_WHAT THE TASK ASKS_:
Copy the data exactly, line for line.

_ENTRIES SHOWN_:
──────────

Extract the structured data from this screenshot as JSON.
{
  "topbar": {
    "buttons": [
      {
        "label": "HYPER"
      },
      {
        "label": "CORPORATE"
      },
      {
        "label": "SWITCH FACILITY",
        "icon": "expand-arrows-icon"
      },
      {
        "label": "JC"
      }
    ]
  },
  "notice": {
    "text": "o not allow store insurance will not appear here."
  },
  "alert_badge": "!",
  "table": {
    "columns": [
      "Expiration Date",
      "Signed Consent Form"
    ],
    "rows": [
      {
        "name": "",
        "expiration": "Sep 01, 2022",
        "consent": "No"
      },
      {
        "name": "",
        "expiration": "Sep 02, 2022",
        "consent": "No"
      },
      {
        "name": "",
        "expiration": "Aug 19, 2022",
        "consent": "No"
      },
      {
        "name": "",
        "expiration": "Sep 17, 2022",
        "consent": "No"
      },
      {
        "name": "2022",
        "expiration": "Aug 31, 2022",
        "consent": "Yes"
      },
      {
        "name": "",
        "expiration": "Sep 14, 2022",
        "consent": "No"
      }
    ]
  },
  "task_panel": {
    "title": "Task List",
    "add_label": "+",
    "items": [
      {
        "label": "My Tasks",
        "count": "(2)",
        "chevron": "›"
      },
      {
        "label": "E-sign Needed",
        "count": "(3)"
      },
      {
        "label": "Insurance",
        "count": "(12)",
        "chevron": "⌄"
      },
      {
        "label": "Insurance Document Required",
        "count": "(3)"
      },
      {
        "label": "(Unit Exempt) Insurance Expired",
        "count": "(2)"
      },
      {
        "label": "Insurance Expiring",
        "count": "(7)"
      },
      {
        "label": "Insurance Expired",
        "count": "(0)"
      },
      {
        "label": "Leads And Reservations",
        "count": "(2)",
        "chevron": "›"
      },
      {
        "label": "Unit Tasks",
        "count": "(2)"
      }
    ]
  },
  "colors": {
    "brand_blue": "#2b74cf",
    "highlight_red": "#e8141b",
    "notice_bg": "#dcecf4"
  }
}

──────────

_ANSWER TO THIS TASK_:
Extract the structured data from this screenshot as JSON.
{
  "topbar": {
    "buttons": [
      {
        "label": "HYPER"
      },
      {
        "label": "CORPORATE"
      },
      {
        "label": "SWITCH FACILITY",
        "icon": "expand-arrows-icon"
      },
      {
        "label": "JC"
      }
    ]
  },
  "notice": {
    "text": "o not allow store insurance will not appear here."
  },
  "alert_badge": "!",
  "table": {
    "columns": [
      "Expiration Date",
      "Signed Consent Form"
    ],
    "rows": [
      {
        "name": "",
        "expiration": "Sep 01, 2022",
        "consent": "No"
      },
      {
        "name": "",
        "expiration": "Sep 02, 2022",
        "consent": "No"
      },
      {
        "name": "",
        "expiration": "Aug 19, 2022",
        "consent": "No"
      },
      {
        "name": "",
        "expiration": "Sep 17, 2022",
        "consent": "No"
      },
      {
        "name": "2022",
        "expiration": "Aug 31, 2022",
        "consent": "Yes"
      },
      {
        "name": "",
        "expiration": "Sep 14, 2022",
        "consent": "No"
      }
    ]
  },
  "task_panel": {
    "title": "Task List",
    "add_label": "+",
    "items": [
      {
        "label": "My Tasks",
        "count": "(2)",
        "chevron": "›"
      },
      {
        "label": "E-sign Needed",
        "count": "(3)"
      },
      {
        "label": "Insurance",
        "count": "(12)",
        "chevron": "⌄"
      },
      {
        "label": "Insurance Document Required",
        "count": "(3)"
      },
      {
        "label": "(Unit Exempt) Insurance Expired",
        "count": "(2)"
      },
      {
        "label": "Insurance Expiring",
        "count": "(7)"
      },
      {
        "label": "Insurance Expired",
        "count": "(0)"
      },
      {
        "label": "Leads And Reservations",
        "count": "(2)",
        "chevron": "›"
      },
      {
        "label": "Unit Tasks",
        "count": "(2)"
      }
    ]
  },
  "colors": {
    "brand_blue": "#2b74cf",
    "highlight_red": "#e8141b",
    "notice_bg": "#dcecf4"
  }
}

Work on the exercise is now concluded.